What is certain is that TPS recipients substantially contribute to US communities and are strongly vested in our nation. Revoking TPS for El Salvadorans, Hondurans and Haitians – who represent the overwhelming majority of beneficiaries (302,000) — would ill-serve their nations of origin and would be disastrous for US families and communities.
The Center for Migration Studies (CMS) will release new estimates this week that show that 53,300 TPS beneficiaries from these three nations have a close family relationship to a US citizen or LPR that potentially qualifies them for a visa. Most are certainly already on a path to permanent status.
Earlier this year, CMS released a report — co-authored by Robert Warren and Donald Kerwin — titled “A Statistical and Demographic Profile of the US Temporary Protected Status Populations from El Salvador, Honduras, and Haiti.” The portrait that emerges from this report is one of hard-working, long-term US residents, most with US citizen children, many on a path to permanent residency based on family ties, and a high number of them homeowners. For TPS beneficiaries from these nations, CMS found that:
- The labor force participation rate ranged from 81 to 88 percent, well above the rate for the total US population (63 percent).
- Of the 258,200 beneficiaries (age 16 and over) in the labor force, about 27,000, or 11 percent, were self-employed and, thus, were job creators.
- TPS populations worked in high numbers in construction (51,700), restaurants and other food services (32,400), landscaping services (15,800), child day care services (10,000), and grocery stores (9,200).
- They overwhelmingly lived in six US states: California (55,000), Texas (45,000), Florida (45,000), New York (26,000), Virginia (24,000), and Maryland (23,000).
- Of the 206,000 TPS households, 61,100 (roughly 30 percent) had mortgages.
- About 68,000, or 22 percent, arrived as children under the age of 16.
- The population had a total of 273,200 US-born children—192,700 from El Salvador, 53,500 from Honduras, and 27,000 from Haiti.
- More than one-half of El Salvadoran and Honduran, and 16 percent of the Haitian TPS beneficiaries had resided in the United States for 20 years or more.
- Eighty-seven percent speaks at least some English, and slightly over one-half speak English well, very well, or only English.
Given their strong connections to the United States, it is clear that US families and communities would suffer substantially from the deportation of TPS recipients. Consider, for example, Texas and Florida, the states with the second and third highest TPS populations. In the wake of Tropical Storm Harvey and Hurricane Irma, they will require massive, multi-year reconstruction efforts, and can ill-afford the deportation of their resident construction workers. Nor can nearly 300,000 US-born children afford the loss a parent. Moreover, El Salvador, Honduras and Haiti cannot ensure the safe and productive return of their nationals.

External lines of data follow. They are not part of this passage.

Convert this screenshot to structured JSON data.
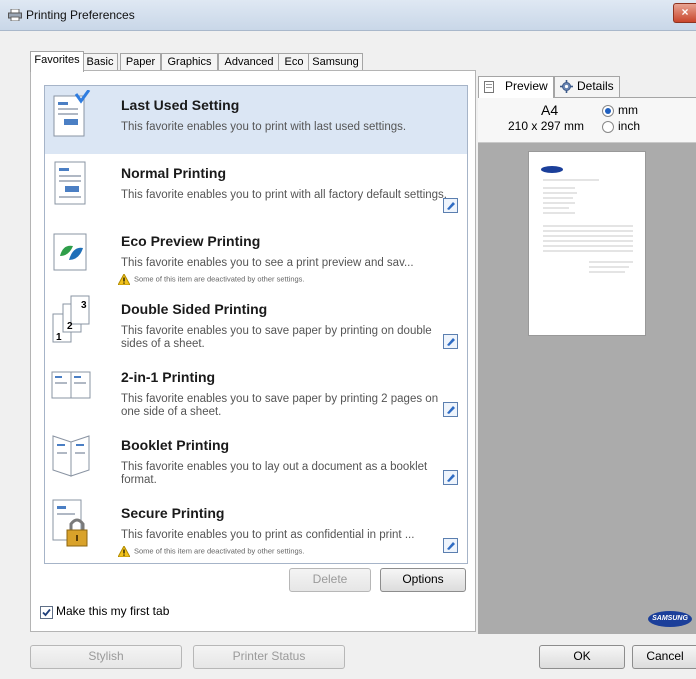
{
  "window": {
    "title": "Printing Preferences",
    "close_label": "×"
  },
  "tabs": [
    "Favorites",
    "Basic",
    "Paper",
    "Graphics",
    "Advanced",
    "Eco",
    "Samsung"
  ],
  "favorites": [
    {
      "title": "Last Used Setting",
      "desc": "This favorite enables you to print with last used settings.",
      "warning": "",
      "editable": false
    },
    {
      "title": "Normal Printing",
      "desc": "This favorite enables you to print with all factory default settings.",
      "warning": "",
      "editable": true
    },
    {
      "title": "Eco Preview Printing",
      "desc": "This favorite enables you to see a print preview and sav...",
      "warning": "Some of this item are deactivated by other settings.",
      "editable": false
    },
    {
      "title": "Double Sided Printing",
      "desc": "This favorite enables you to save paper by printing on double sides of a sheet.",
      "warning": "",
      "editable": true
    },
    {
      "title": "2-in-1 Printing",
      "desc": "This favorite enables you to save paper by printing 2 pages on one side of a sheet.",
      "warning": "",
      "editable": true
    },
    {
      "title": "Booklet Printing",
      "desc": "This favorite enables you to lay out a document as a booklet format.",
      "warning": "",
      "editable": true
    },
    {
      "title": "Secure Printing",
      "desc": "This favorite enables you to print as confidential in print ...",
      "warning": "Some of this item are deactivated by other settings.",
      "editable": true
    }
  ],
  "buttons": {
    "delete": "Delete",
    "options": "Options",
    "stylish": "Stylish",
    "printer_status": "Printer Status",
    "ok": "OK",
    "cancel": "Cancel"
  },
  "first_tab": {
    "label": "Make this my first tab",
    "checked": true
  },
  "preview": {
    "tabs": [
      "Preview",
      "Details"
    ],
    "paper": "A4",
    "dims": "210 x 297 mm",
    "units": [
      "mm",
      "inch"
    ],
    "selected_unit": "mm",
    "logo": "SAMSUNG"
  },
  "colors": {
    "accent": "#1b3f9a",
    "selected_row": "#dbe6f4",
    "preview_bg": "#ababab"
  }
}
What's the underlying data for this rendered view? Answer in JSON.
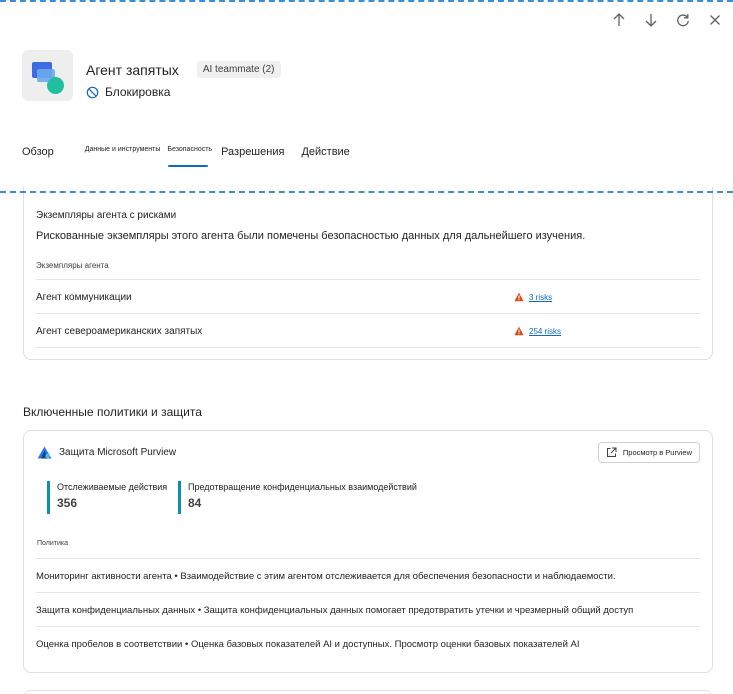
{
  "header": {
    "title": "Агент запятых",
    "badge": "AI teammate (2)",
    "status": "Блокировка"
  },
  "tabs": [
    {
      "label": "Обзор",
      "size": "big"
    },
    {
      "label": "Данные и инструменты",
      "size": "small"
    },
    {
      "label": "Безопасность",
      "size": "small",
      "active": true
    },
    {
      "label": "Разрешения",
      "size": "big"
    },
    {
      "label": "Действие",
      "size": "big"
    }
  ],
  "risk_card": {
    "title": "Экземпляры агента с рисками",
    "description": "Рискованные экземпляры этого агента были помечены безопасностью данных для дальнейшего изучения.",
    "column_header": "Экземпляры агента",
    "rows": [
      {
        "name": "Агент коммуникации",
        "risk": "3 risks"
      },
      {
        "name": "Агент североамериканских запятых",
        "risk": "254 risks"
      }
    ]
  },
  "policies_section": {
    "title": "Включенные политики и защита"
  },
  "purview_card": {
    "title": "Защита Microsoft Purview",
    "view_button": "Просмотр в Purview",
    "metrics": [
      {
        "label": "Отслеживаемые действия",
        "value": "356"
      },
      {
        "label": "Предотвращение конфиденциальных взаимодействий",
        "value": "84"
      }
    ],
    "column_header": "Политика",
    "rows": [
      "Мониторинг активности агента • Взаимодействие с этим агентом отслеживается для обеспечения безопасности и наблюдаемости.",
      "Защита конфиденциальных данных • Защита конфиденциальных данных помогает предотвратить утечки и чрезмерный общий доступ",
      "Оценка пробелов в соответствии • Оценка базовых показателей AI и доступных. Просмотр оценки базовых показателей AI"
    ]
  },
  "colors": {
    "accent": "#0f6cbd",
    "metric_bar": "#0f8fb0",
    "warning": "#d94d16",
    "icon_green": "#1fbfa0",
    "icon_blue": "#3d6be0"
  },
  "icons": {
    "up": "arrow-up-icon",
    "down": "arrow-down-icon",
    "refresh": "refresh-icon",
    "close": "close-icon",
    "blocked": "blocked-icon",
    "warning": "warning-icon",
    "purview": "purview-icon",
    "open_external": "open-external-icon"
  }
}
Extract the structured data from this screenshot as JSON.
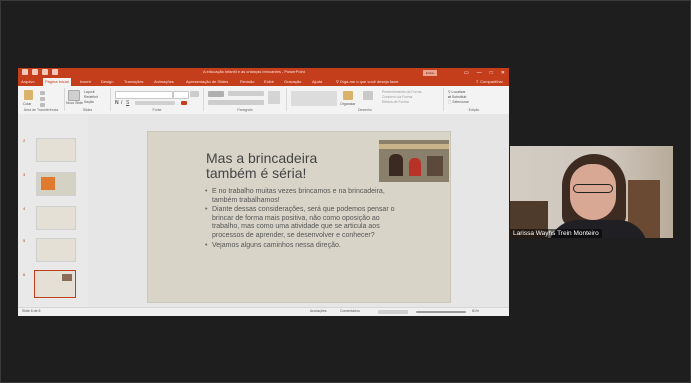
{
  "app": {
    "window_title": "A educação infantil e as crianças brincantes - PowerPoint",
    "signin_label": "Entrar",
    "share_label": "Compartilhar",
    "tell_me": "Diga-me o que você deseja fazer"
  },
  "ribbon": {
    "tabs": [
      "Arquivo",
      "Página Inicial",
      "Inserir",
      "Design",
      "Transições",
      "Animações",
      "Apresentação de Slides",
      "Revisão",
      "Exibir",
      "Gravação",
      "Ajuda"
    ],
    "active_tab": "Página Inicial",
    "groups": {
      "clipboard": "Área de Transferência",
      "slides": "Slides",
      "font": "Fonte",
      "paragraph": "Parágrafo",
      "drawing": "Desenho",
      "editing": "Edição"
    },
    "buttons": {
      "paste": "Colar",
      "new_slide": "Novo Slide",
      "layout": "Layout",
      "reset": "Redefinir",
      "section": "Seção",
      "arrange": "Organizar",
      "quick_styles": "Estilos Rápidos",
      "shape_fill": "Preenchimento da Forma",
      "shape_outline": "Contorno da Forma",
      "shape_effects": "Efeitos de Forma",
      "find": "Localizar",
      "replace": "Substituir",
      "select": "Selecionar"
    }
  },
  "slides_panel": {
    "numbers": [
      "2",
      "3",
      "4",
      "5",
      "6"
    ],
    "selected": "6"
  },
  "slide": {
    "title": "Mas a brincadeira também é séria!",
    "bullets": [
      "E no trabalho muitas vezes brincamos e na brincadeira, também trabalhamos!",
      "Diante dessas considerações, será que podemos pensar o brincar de forma mais positiva, não como oposição ao trabalho, mas como uma atividade que se articula aos processos de aprender, se desenvolver e conhecer?",
      "Vejamos alguns caminhos nessa direção."
    ]
  },
  "statusbar": {
    "slide_info": "Slide 6 de 6",
    "notes": "Anotações",
    "comments": "Comentários",
    "zoom": "81%"
  },
  "video": {
    "participant_name": "Larissa Wayhs Trein Monteiro"
  },
  "colors": {
    "accent": "#c43e1c",
    "slide_bg": "#d8d5c8"
  }
}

As the administration considers terminating TPS for these groups, the question arises: why add to the US undocumented population yet another category of legally present residents who are vital and contributing members of US families and communities, many of them already on a path to permanent residence?
This essay first appeared in the Huffington Post on October 1, 2017.
 Parts might not sum to totals because of rounding.
 CMS’s estimates assume that the children of US citizens, including married sons and daughters, already have citizenship.